So I've been thinking about the next post on and off for the past however-many days, going through the roller-coaster ride of coming up with a great idea, and then losing my excitement when I actually start to intend to write it. I even wrote a draft of a post this weekend, but then decided it wasn't right. It's easy to jump on myself and judge, but I will say one thing--I don't think the resistance is necessarily bad, as long as you keep moving forward. The conclusion I ended up coming to is that all the great post ideas that I have are great, they're just a little ahead of where I actually am in my journey. What I really want to share right now is my truth in this moment, which isn't quite as grand as my delusions would want it to be. But I will file those other great ideas away for when they do feel right. And in the meantime, I will write something. Trust me when I say that the biggest mistake you can make is the mistake of inaction.*
So beware the perfectionistic mind's secret weapon--delusions of grandeur. Very clever, Ego. Very clever.
P.S. I don't think that these delusions are only of our grandeur. I think that even when we start personal projects, as perfectionists we imagine the perfect outcome--and then anything we actually do will seem inadequate. My advice--do it, anyway. It's very liberating to be imperfect. And there's very little in life that can't be fixed or redone.

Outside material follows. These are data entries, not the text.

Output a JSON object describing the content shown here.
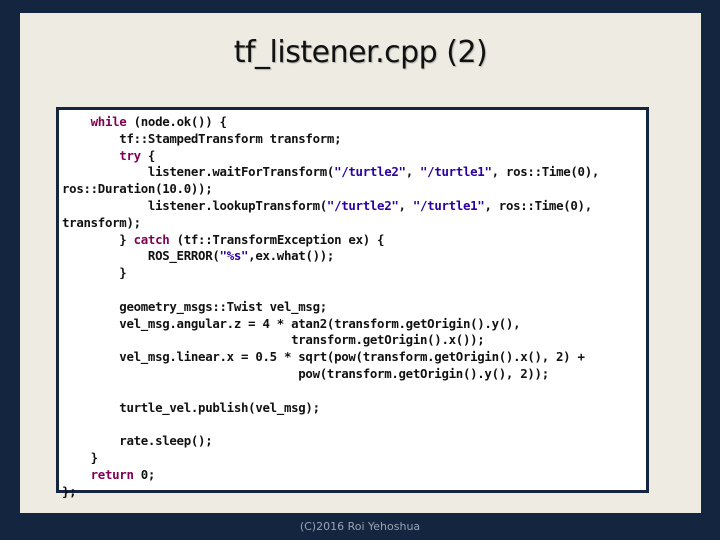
{
  "slide": {
    "title": "tf_listener.cpp (2)",
    "footer": "(C)2016 Roi Yehoshua"
  },
  "code": {
    "language": "cpp",
    "lines": [
      [
        {
          "t": "    "
        },
        {
          "t": "while",
          "c": "kw"
        },
        {
          "t": " (node.ok()) {"
        }
      ],
      [
        {
          "t": "        tf::StampedTransform transform;"
        }
      ],
      [
        {
          "t": "        "
        },
        {
          "t": "try",
          "c": "kw"
        },
        {
          "t": " {"
        }
      ],
      [
        {
          "t": "            listener.waitForTransform("
        },
        {
          "t": "\"/turtle2\"",
          "c": "str"
        },
        {
          "t": ", "
        },
        {
          "t": "\"/turtle1\"",
          "c": "str"
        },
        {
          "t": ", ros::Time(0),"
        }
      ],
      [
        {
          "t": "ros::Duration(10.0));"
        }
      ],
      [
        {
          "t": "            listener.lookupTransform("
        },
        {
          "t": "\"/turtle2\"",
          "c": "str"
        },
        {
          "t": ", "
        },
        {
          "t": "\"/turtle1\"",
          "c": "str"
        },
        {
          "t": ", ros::Time(0),"
        }
      ],
      [
        {
          "t": "transform);"
        }
      ],
      [
        {
          "t": "        } "
        },
        {
          "t": "catch",
          "c": "kw"
        },
        {
          "t": " (tf::TransformException ex) {"
        }
      ],
      [
        {
          "t": "            ROS_ERROR("
        },
        {
          "t": "\"%s\"",
          "c": "str"
        },
        {
          "t": ",ex.what());"
        }
      ],
      [
        {
          "t": "        }"
        }
      ],
      [
        {
          "t": ""
        }
      ],
      [
        {
          "t": "        geometry_msgs::Twist vel_msg;"
        }
      ],
      [
        {
          "t": "        vel_msg.angular.z = 4 * atan2(transform.getOrigin().y(),"
        }
      ],
      [
        {
          "t": "                                transform.getOrigin().x());"
        }
      ],
      [
        {
          "t": "        vel_msg.linear.x = 0.5 * sqrt(pow(transform.getOrigin().x(), 2) +"
        }
      ],
      [
        {
          "t": "                                 pow(transform.getOrigin().y(), 2));"
        }
      ],
      [
        {
          "t": ""
        }
      ],
      [
        {
          "t": "        turtle_vel.publish(vel_msg);"
        }
      ],
      [
        {
          "t": ""
        }
      ],
      [
        {
          "t": "        rate.sleep();"
        }
      ],
      [
        {
          "t": "    }"
        }
      ],
      [
        {
          "t": "    "
        },
        {
          "t": "return",
          "c": "kw"
        },
        {
          "t": " 0;"
        }
      ],
      [
        {
          "t": "};"
        }
      ]
    ]
  },
  "colors": {
    "frame": "#13253f",
    "panel": "#edebe2",
    "keyword": "#7f0055",
    "string": "#2a00a0"
  }
}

*Research does NOT count as action. I cannot stress this strongly enough!